## Dataset rows for apps and sites
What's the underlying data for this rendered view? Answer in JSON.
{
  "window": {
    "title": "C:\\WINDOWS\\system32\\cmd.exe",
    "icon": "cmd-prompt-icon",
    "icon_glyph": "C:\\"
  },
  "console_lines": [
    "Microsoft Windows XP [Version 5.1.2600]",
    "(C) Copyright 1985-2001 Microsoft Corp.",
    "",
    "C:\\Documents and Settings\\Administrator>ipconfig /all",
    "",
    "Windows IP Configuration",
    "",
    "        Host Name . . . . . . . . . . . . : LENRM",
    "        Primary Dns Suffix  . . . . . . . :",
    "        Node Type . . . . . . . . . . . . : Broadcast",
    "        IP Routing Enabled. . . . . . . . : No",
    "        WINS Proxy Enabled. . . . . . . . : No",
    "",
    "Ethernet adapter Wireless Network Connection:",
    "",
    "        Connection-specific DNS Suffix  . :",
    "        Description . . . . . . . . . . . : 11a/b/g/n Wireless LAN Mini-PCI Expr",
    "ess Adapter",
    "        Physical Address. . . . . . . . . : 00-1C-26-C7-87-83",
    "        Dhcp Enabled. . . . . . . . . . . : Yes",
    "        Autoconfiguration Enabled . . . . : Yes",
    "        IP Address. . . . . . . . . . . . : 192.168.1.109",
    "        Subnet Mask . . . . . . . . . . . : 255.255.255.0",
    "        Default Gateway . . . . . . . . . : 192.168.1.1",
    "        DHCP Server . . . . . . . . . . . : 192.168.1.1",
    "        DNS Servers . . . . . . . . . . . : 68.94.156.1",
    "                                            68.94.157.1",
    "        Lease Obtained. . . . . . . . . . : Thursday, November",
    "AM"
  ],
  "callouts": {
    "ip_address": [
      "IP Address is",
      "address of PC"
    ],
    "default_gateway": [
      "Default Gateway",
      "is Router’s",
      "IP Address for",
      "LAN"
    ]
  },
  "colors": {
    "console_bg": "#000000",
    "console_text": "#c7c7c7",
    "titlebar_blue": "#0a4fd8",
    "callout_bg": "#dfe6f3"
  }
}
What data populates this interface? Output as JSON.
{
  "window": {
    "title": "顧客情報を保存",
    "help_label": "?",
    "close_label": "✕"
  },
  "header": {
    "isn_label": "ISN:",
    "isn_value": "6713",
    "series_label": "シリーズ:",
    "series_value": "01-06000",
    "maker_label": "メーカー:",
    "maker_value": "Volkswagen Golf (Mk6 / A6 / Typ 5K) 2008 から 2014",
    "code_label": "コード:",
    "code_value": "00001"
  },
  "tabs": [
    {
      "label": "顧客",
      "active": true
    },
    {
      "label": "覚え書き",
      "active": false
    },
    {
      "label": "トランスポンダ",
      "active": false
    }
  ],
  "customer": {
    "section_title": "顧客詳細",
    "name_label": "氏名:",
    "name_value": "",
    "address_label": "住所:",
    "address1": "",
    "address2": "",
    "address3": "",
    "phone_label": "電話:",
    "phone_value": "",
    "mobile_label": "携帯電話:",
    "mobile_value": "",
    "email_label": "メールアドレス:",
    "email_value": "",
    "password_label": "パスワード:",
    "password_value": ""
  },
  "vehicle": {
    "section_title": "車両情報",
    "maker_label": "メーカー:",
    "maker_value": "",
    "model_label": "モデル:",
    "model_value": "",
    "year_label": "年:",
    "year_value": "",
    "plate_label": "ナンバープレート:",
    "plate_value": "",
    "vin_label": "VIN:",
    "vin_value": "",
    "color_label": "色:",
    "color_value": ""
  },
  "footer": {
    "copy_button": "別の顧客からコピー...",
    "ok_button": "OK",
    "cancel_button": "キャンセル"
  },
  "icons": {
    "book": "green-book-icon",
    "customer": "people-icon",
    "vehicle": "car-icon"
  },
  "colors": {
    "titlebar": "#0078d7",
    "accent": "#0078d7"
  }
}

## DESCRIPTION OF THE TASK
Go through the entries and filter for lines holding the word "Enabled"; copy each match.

## RESULT OF THIS EXERCISE
    "        IP Routing Enabled. . . . . . . . : No",
    "        WINS Proxy Enabled. . . . . . . . : No",
    "        Dhcp Enabled. . . . . . . . . . . : Yes",
    "        Autoconfiguration Enabled . . . . : Yes",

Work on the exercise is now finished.